SB 12-128 Alternative Care Facility Reimbursement Pilot (House Health and Environment)
Senate Bill 12-128
Testimony to the House Health and Environment Committee
Robert Semro, policy analyst
March 22, 2012
My name is Robert Semro, and I am a policy analyst with the Bell Policy Center. The Bell is a non-partisan, non-profit research and policy organization founded on progressive values and dedicated to expanding opportunity for all Coloradans.
The Bell Policy Center supports Senate Bill 12-128. Colorado is facing an impending long term care crisis, as a result of the state's aging demographic picture. Unless the state legislature explores new and less costly ways of financing long term care support services the impact on future state budgets will be increasingly unmanageable. Senate bill 128 represents one small effort in meeting this much larger challenge.
According to the University of Denver Study, "Financing Colorado's Future, An Analysis of the Fiscal Sustainability of State Government", General Fund expenditures for the Department of Health Care Policy and Financing will triple by FY 2024-25, from nearly $1.8 billion to about $5.5 billion. A very significant contributor to that budget expansion will be the increased number of older enrollees in Medicaid that will require skilled nursing facility or home and community care.

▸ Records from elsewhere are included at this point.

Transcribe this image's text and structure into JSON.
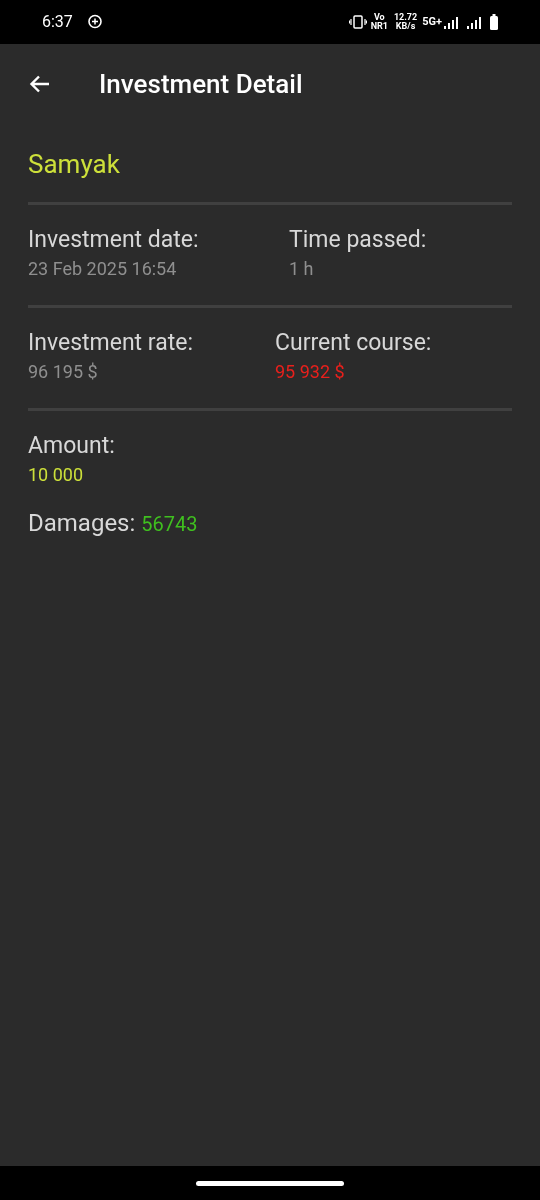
{
  "status_bar": {
    "time": "6:37",
    "volte": "Vo",
    "nr": "NR1",
    "speed": "12.72",
    "speed_unit": "KB/s",
    "network": "5G+"
  },
  "app_bar": {
    "title": "Investment Detail"
  },
  "name": "Samyak",
  "rows": [
    {
      "fields": [
        {
          "label": "Investment date:",
          "value": "23 Feb 2025 16:54",
          "color": "#8f8f8f"
        },
        {
          "label": "Time passed:",
          "value": "1 h",
          "color": "#8f8f8f"
        }
      ]
    },
    {
      "fields": [
        {
          "label": "Investment rate:",
          "value": "96 195 $",
          "color": "#8f8f8f"
        },
        {
          "label": "Current course:",
          "value": "95 932 $",
          "color": "#e8201c"
        }
      ]
    },
    {
      "fields": [
        {
          "label": "Amount:",
          "value": "10 000",
          "color": "#cde03a"
        }
      ]
    }
  ],
  "damages": {
    "label": "Damages:",
    "value": "56743",
    "color": "#3fbf1f"
  }
}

As dire as that projection is, it is still five years away from the point where the demographic curve reaches its peak in 2030. Long term care demand will expand significantly after 2025 when the baby boom generation moves into the very high-cost 80+ age range.
Age 65+ households in Colorado will increase by 123% between 2010 and 2030. By the year 2030, Colorado's 65+ population will represent 18.5% of state's entire population. At some point in their lives, approximately 870,000 to 930,000 Coloradans in that population may require long term care. The average time span for long term care is three years, on average approximately 2.2 years for men and 3.7 years for women.
The demand that population will place upon Medicaid will be substantial. Nationally more than one of every three seniors is economically insecure today and the baby boomer population is also unprepared for retirement. According to the Volunteers of America "Boomer Bust 2011" study, 27 percent of the workers surveyed indicated that they have less than $1,000 in savings and more than half of the workers surveyed (54 percent) reported that the total value of savings and investments, excluding the value of their primary home and any deﬁned-beneﬁt plans, is less than $25,000. The median annual rate for a semi-private room in a skilled nursing facility in Colorado is $73,730 or about $202 per day. That's about two thirds of the cost of the cheapest room in the Brown Palace Hotel. Bottom line, a significant portion of the baby boomer population will run out of money and will ultimately be reliant upon the Medicaid safety net.
Senate bill 128 represents one way to determine whether assisted living facilities, if provided with a greater financial incentive, represent a cost-effective alternative for the state. At the same time, assisted living may prove to be a better quality of life choice for the resident and their families.
Nor should this be seen exclusively as a competitive issue between long term care industries. Given the overview that I have just laid out, there will be no lack of demand for the next two decades. Market demand is not the issue, infrastructure, consumer choice and cost-effectiveness are.
The assumption of this initiative by the Department of Health Care Policy and Financing will further insure coordination with other efforts in this area and improve Colorado's ability to better address this demographic and budgetary challenge. We would like to thank Representative Summers for sponsoring this legislation and we urge this committee to support Senate Bill 128. We thank you for the opportunity to testify today.
 University of Denver: Financing Colorado's Future: An Analysis of the Fiscal Sustainability of State Government, April 2011
 State Demography Office, Colorado's Aging trends, Department of local Affairs March 2012, page 3
 Colorado Health Institute: Long-Term Services and Supports in Colorado, November 2011
 Calculation based upon estimate provided in Volunteers of America: "Boomer Bust 2011:Still Unprepared and Unaware", April 2011, and population estimate in "Colorado Health Institute: Long-Term Services and Supports in Colorado, November 2011.
 Prudential Research Report,, Long Term-Care Cost Study, 2010
 Volunteers of America: "Boomer Bust 2011:Still Unprepared and Unaware", April 2011,
 Genworth 2011 Cost of Care Survey